For many farmers, planting season is coming to a close; however, with last week’s flooding, it could mean replanting for some farmers.
“With that much rain there was erosion,” said Darren Sudbeck, local agronomist. “The water took out some of the corn that was planted. Some areas need to be replanted but it’s not widespread.”
Fields near creeks and rivers that flooded will have to be replanted; however, in general, Sudbeck does not anticipate a large number of acres being replanted.
“There’s thin spots that got washed out but for the most part you’re not replanting whole fields,” said Sudbeck. “You just need to make a decision on whether to replant or not. It’s too early to tell too much.”
As an agronomist, Sudbeck is a crop consultant for farmers. He contracts with farmers and scouts fields on a weekly basis checking for things like weeds and irrigation scheduling. Sudbeck also sells seed.
Up until last week, corn planting was going right on time, if not a little bit ahead of schedule.
“We’re 90-95 percent planted on corn,” said Sudbeck. “That’s fairly typical for this time of year.”
Sudbeck also claimed a 25-30 percent progress with soy beans.
Prior to the big storm, the recent downpours had proven helpful for the season.
“A lot of corn was starting to emerge,” said Sudbeck. “[That] rain [allowed] for easier merging and better population.”
Wheat has experienced a fair amount of winter kill. Wheat is planted in the fall and due to the cold temperatures of winter, some of the wheat crop was killed off.
“There’s some thin spots in wheat fields,” said Sudbeck.
Stripe rust, a fungal disease, is also showing up in wheat fields.
According to Sudbeck, the disease starts in the south.

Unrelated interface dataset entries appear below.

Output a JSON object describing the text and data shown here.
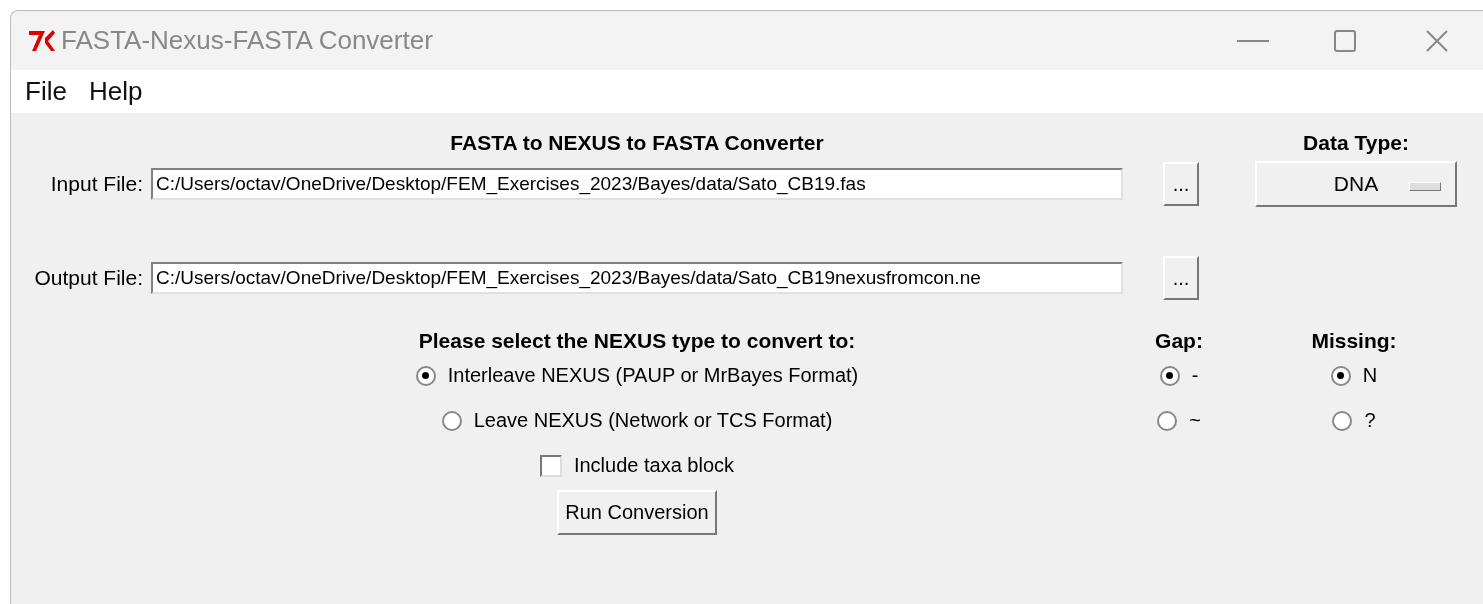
{
  "window": {
    "title": "FASTA-Nexus-FASTA Converter"
  },
  "menu": [
    "File",
    "Help"
  ],
  "heading": "FASTA to NEXUS to FASTA Converter",
  "data_type": {
    "label": "Data Type:",
    "value": "DNA"
  },
  "files": [
    {
      "label": "Input File:",
      "value": "C:/Users/octav/OneDrive/Desktop/FEM_Exercises_2023/Bayes/data/Sato_CB19.fas",
      "browse": "..."
    },
    {
      "label": "Output File:",
      "value": "C:/Users/octav/OneDrive/Desktop/FEM_Exercises_2023/Bayes/data/Sato_CB19nexusfromcon.ne",
      "browse": "..."
    }
  ],
  "nexus": {
    "heading": "Please select the NEXUS type to convert to:",
    "options": [
      {
        "label": "Interleave NEXUS (PAUP or MrBayes Format)",
        "selected": true
      },
      {
        "label": "Leave NEXUS (Network or TCS Format)",
        "selected": false
      }
    ],
    "include_taxa": {
      "label": "Include taxa block",
      "checked": false
    },
    "run_button": "Run Conversion"
  },
  "gap": {
    "heading": "Gap:",
    "options": [
      {
        "label": "-",
        "selected": true
      },
      {
        "label": "~",
        "selected": false
      }
    ]
  },
  "missing": {
    "heading": "Missing:",
    "options": [
      {
        "label": "N",
        "selected": true
      },
      {
        "label": "?",
        "selected": false
      }
    ]
  }
}
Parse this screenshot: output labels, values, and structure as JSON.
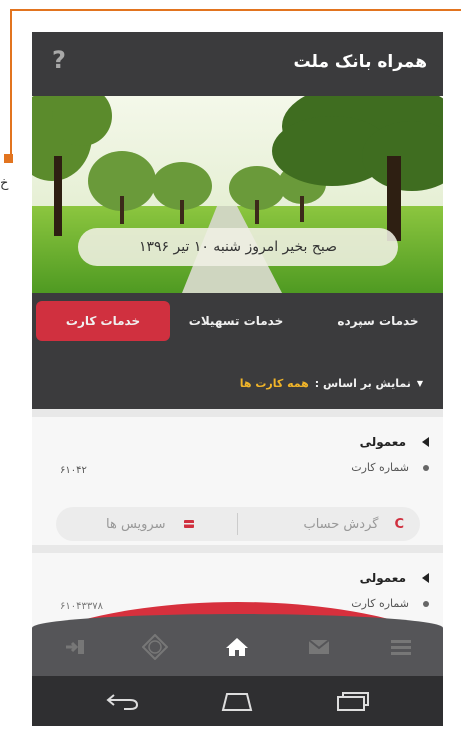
{
  "outside_text": "خ",
  "app": {
    "title": "همراه بانک ملت",
    "help_label": "?"
  },
  "hero": {
    "greeting": "صبح بخیر امروز شنبه ۱۰ تیر ۱۳۹۶"
  },
  "tabs": [
    {
      "label": "خدمات سپرده",
      "active": false
    },
    {
      "label": "خدمات تسهیلات",
      "active": false
    },
    {
      "label": "خدمات کارت",
      "active": true
    }
  ],
  "filter": {
    "label": "نمایش بر اساس :",
    "value": "همه کارت ها"
  },
  "cards": [
    {
      "type": "معمولی",
      "number_label": "شماره کارت",
      "number_value": "۶۱۰۴۲",
      "actions": {
        "balance": "گردش حساب",
        "services": "سرویس ها"
      }
    },
    {
      "type": "معمولی",
      "number_label": "شماره کارت",
      "number_value": "۶۱۰۴۳۳۷۸"
    }
  ],
  "bottom_nav": [
    "login-icon",
    "nfc-icon",
    "home-icon",
    "mail-icon",
    "menu-icon"
  ],
  "system_nav": [
    "back-icon",
    "home-outline-icon",
    "recents-icon"
  ],
  "colors": {
    "accent": "#d0303f",
    "filter_value": "#f0b429",
    "callout": "#e2741f",
    "app_bar": "#3b3b3d"
  }
}
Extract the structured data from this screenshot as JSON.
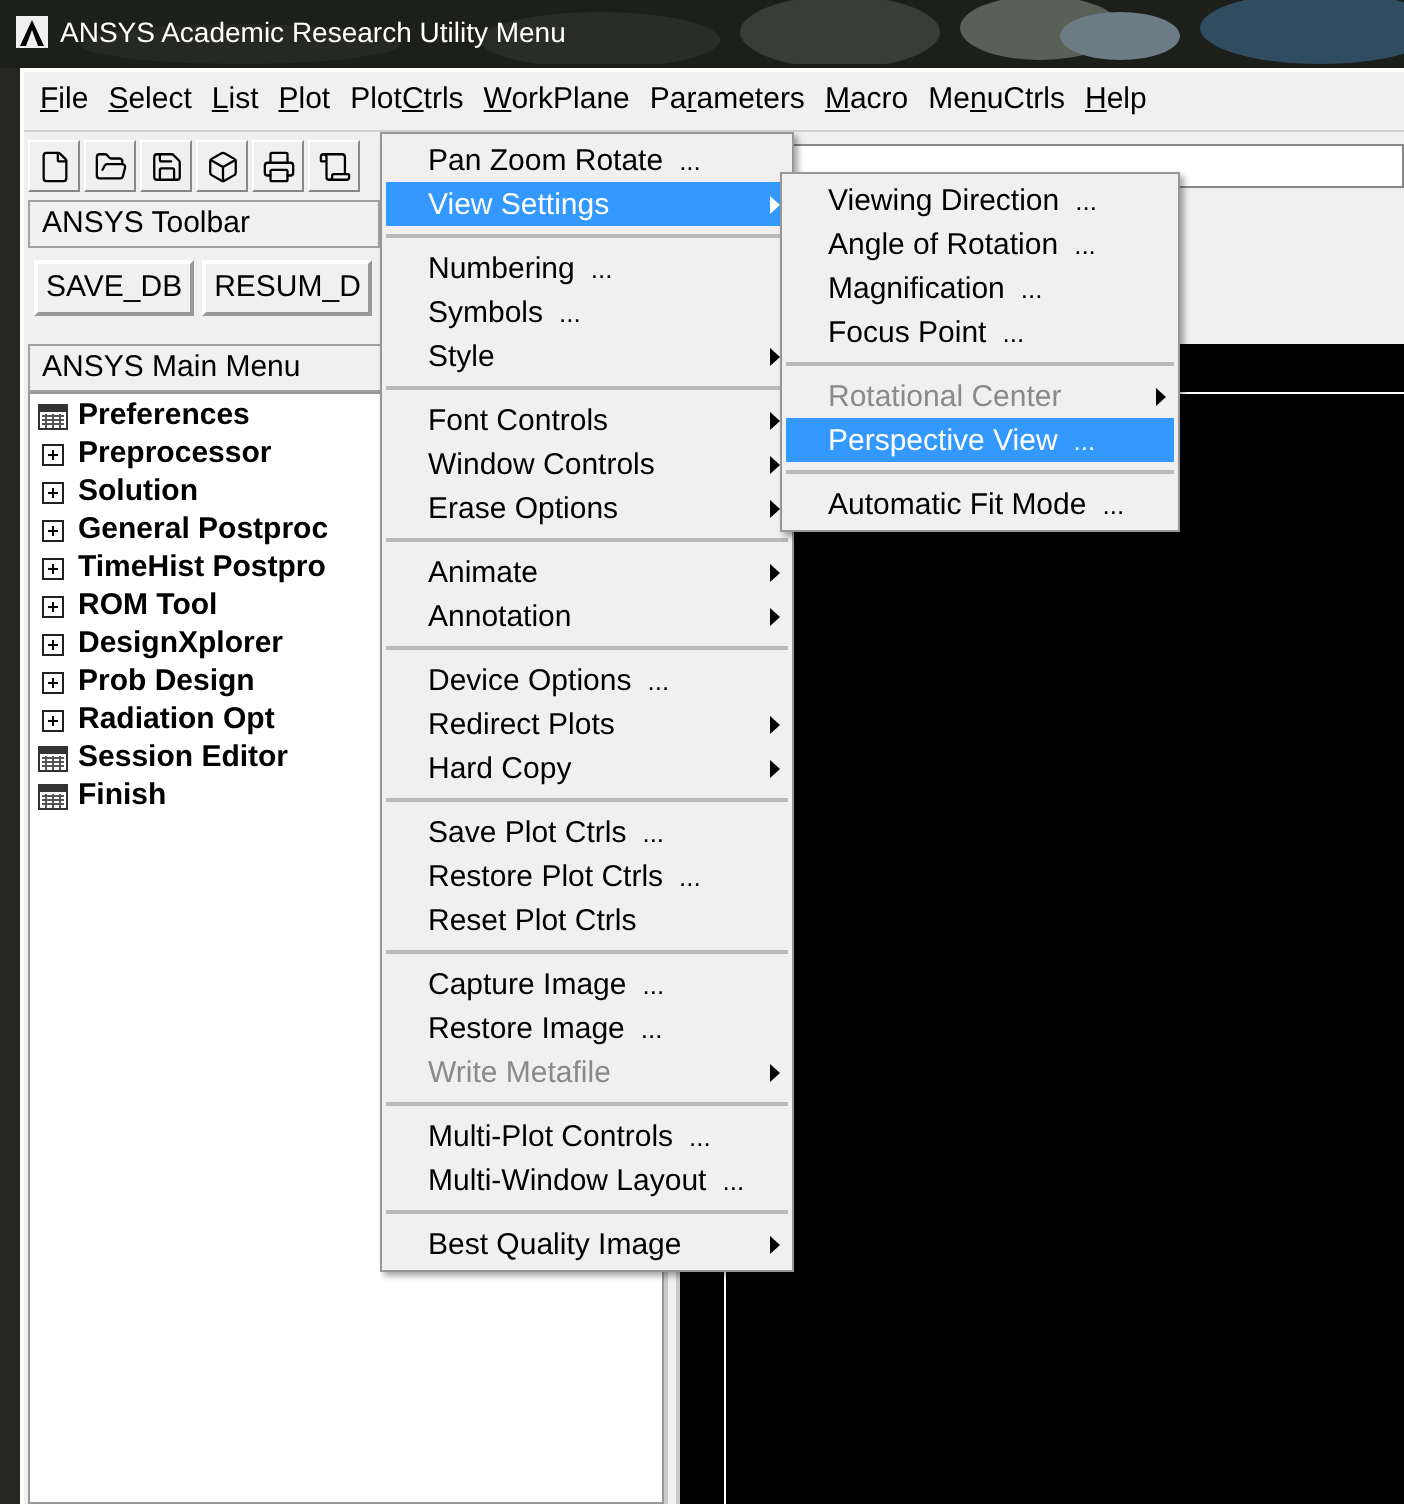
{
  "window": {
    "title": "ANSYS Academic Research Utility Menu"
  },
  "menu_bar": [
    {
      "key": "F",
      "post": "ile"
    },
    {
      "key": "S",
      "post": "elect"
    },
    {
      "key": "L",
      "post": "ist"
    },
    {
      "key": "P",
      "post": "lot"
    },
    {
      "pre": "Plot",
      "key": "C",
      "post": "trls"
    },
    {
      "key": "W",
      "post": "orkPlane"
    },
    {
      "pre": "Pa",
      "key": "r",
      "post": "ameters"
    },
    {
      "key": "M",
      "post": "acro"
    },
    {
      "pre": "Me",
      "key": "n",
      "post": "uCtrls"
    },
    {
      "key": "H",
      "post": "elp"
    }
  ],
  "toolbar_title": "ANSYS Toolbar",
  "toolbar_buttons": [
    "SAVE_DB",
    "RESUM_D"
  ],
  "main_menu": {
    "title": "ANSYS Main Menu",
    "items": [
      {
        "label": "Preferences",
        "kind": "leaf"
      },
      {
        "label": "Preprocessor",
        "kind": "folder",
        "expanded": false
      },
      {
        "label": "Solution",
        "kind": "folder",
        "expanded": false
      },
      {
        "label": "General Postproc",
        "kind": "folder",
        "expanded": false
      },
      {
        "label": "TimeHist Postpro",
        "kind": "folder",
        "expanded": false
      },
      {
        "label": "ROM Tool",
        "kind": "folder",
        "expanded": false
      },
      {
        "label": "DesignXplorer",
        "kind": "folder",
        "expanded": false
      },
      {
        "label": "Prob Design",
        "kind": "folder",
        "expanded": false
      },
      {
        "label": "Radiation Opt",
        "kind": "folder",
        "expanded": false
      },
      {
        "label": "Session Editor",
        "kind": "leaf"
      },
      {
        "label": "Finish",
        "kind": "leaf"
      }
    ]
  },
  "plotctrls_menu": [
    [
      {
        "label": "Pan Zoom Rotate",
        "suffix": "...",
        "submenu": false,
        "disabled": false,
        "selected": false
      },
      {
        "label": "View Settings",
        "submenu": true,
        "disabled": false,
        "selected": true
      }
    ],
    [
      {
        "label": "Numbering",
        "suffix": "...",
        "submenu": false,
        "disabled": false,
        "selected": false
      },
      {
        "label": "Symbols",
        "suffix": "...",
        "submenu": false,
        "disabled": false,
        "selected": false
      },
      {
        "label": "Style",
        "submenu": true,
        "disabled": false,
        "selected": false
      }
    ],
    [
      {
        "label": "Font Controls",
        "submenu": true,
        "disabled": false,
        "selected": false
      },
      {
        "label": "Window Controls",
        "submenu": true,
        "disabled": false,
        "selected": false
      },
      {
        "label": "Erase Options",
        "submenu": true,
        "disabled": false,
        "selected": false
      }
    ],
    [
      {
        "label": "Animate",
        "submenu": true,
        "disabled": false,
        "selected": false
      },
      {
        "label": "Annotation",
        "submenu": true,
        "disabled": false,
        "selected": false
      }
    ],
    [
      {
        "label": "Device Options",
        "suffix": "...",
        "submenu": false,
        "disabled": false,
        "selected": false
      },
      {
        "label": "Redirect Plots",
        "submenu": true,
        "disabled": false,
        "selected": false
      },
      {
        "label": "Hard Copy",
        "submenu": true,
        "disabled": false,
        "selected": false
      }
    ],
    [
      {
        "label": "Save Plot Ctrls",
        "suffix": "...",
        "submenu": false,
        "disabled": false,
        "selected": false
      },
      {
        "label": "Restore Plot Ctrls",
        "suffix": "...",
        "submenu": false,
        "disabled": false,
        "selected": false
      },
      {
        "label": "Reset Plot Ctrls",
        "submenu": false,
        "disabled": false,
        "selected": false
      }
    ],
    [
      {
        "label": "Capture Image",
        "suffix": "...",
        "submenu": false,
        "disabled": false,
        "selected": false
      },
      {
        "label": "Restore Image",
        "suffix": "...",
        "submenu": false,
        "disabled": false,
        "selected": false
      },
      {
        "label": "Write Metafile",
        "submenu": true,
        "disabled": true,
        "selected": false
      }
    ],
    [
      {
        "label": "Multi-Plot Controls",
        "suffix": "...",
        "submenu": false,
        "disabled": false,
        "selected": false
      },
      {
        "label": "Multi-Window Layout",
        "suffix": "...",
        "submenu": false,
        "disabled": false,
        "selected": false
      }
    ],
    [
      {
        "label": "Best Quality Image",
        "submenu": true,
        "disabled": false,
        "selected": false
      }
    ]
  ],
  "view_settings_menu": [
    [
      {
        "label": "Viewing Direction",
        "suffix": "...",
        "submenu": false,
        "disabled": false,
        "selected": false
      },
      {
        "label": "Angle of Rotation",
        "suffix": "...",
        "submenu": false,
        "disabled": false,
        "selected": false
      },
      {
        "label": "Magnification",
        "suffix": "...",
        "submenu": false,
        "disabled": false,
        "selected": false
      },
      {
        "label": "Focus Point",
        "suffix": "...",
        "submenu": false,
        "disabled": false,
        "selected": false
      }
    ],
    [
      {
        "label": "Rotational Center",
        "submenu": true,
        "disabled": true,
        "selected": false
      },
      {
        "label": "Perspective View",
        "suffix": "...",
        "submenu": false,
        "disabled": false,
        "selected": true
      }
    ],
    [
      {
        "label": "Automatic Fit Mode",
        "suffix": "...",
        "submenu": false,
        "disabled": false,
        "selected": false
      }
    ]
  ]
}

Then the spores get in the air and blow up north.
There’s also a fairly high population of alfalfa weevil and aphids which also reside in alfalfa.
Sudbeck is still evaluating storm damage on fields that were planted.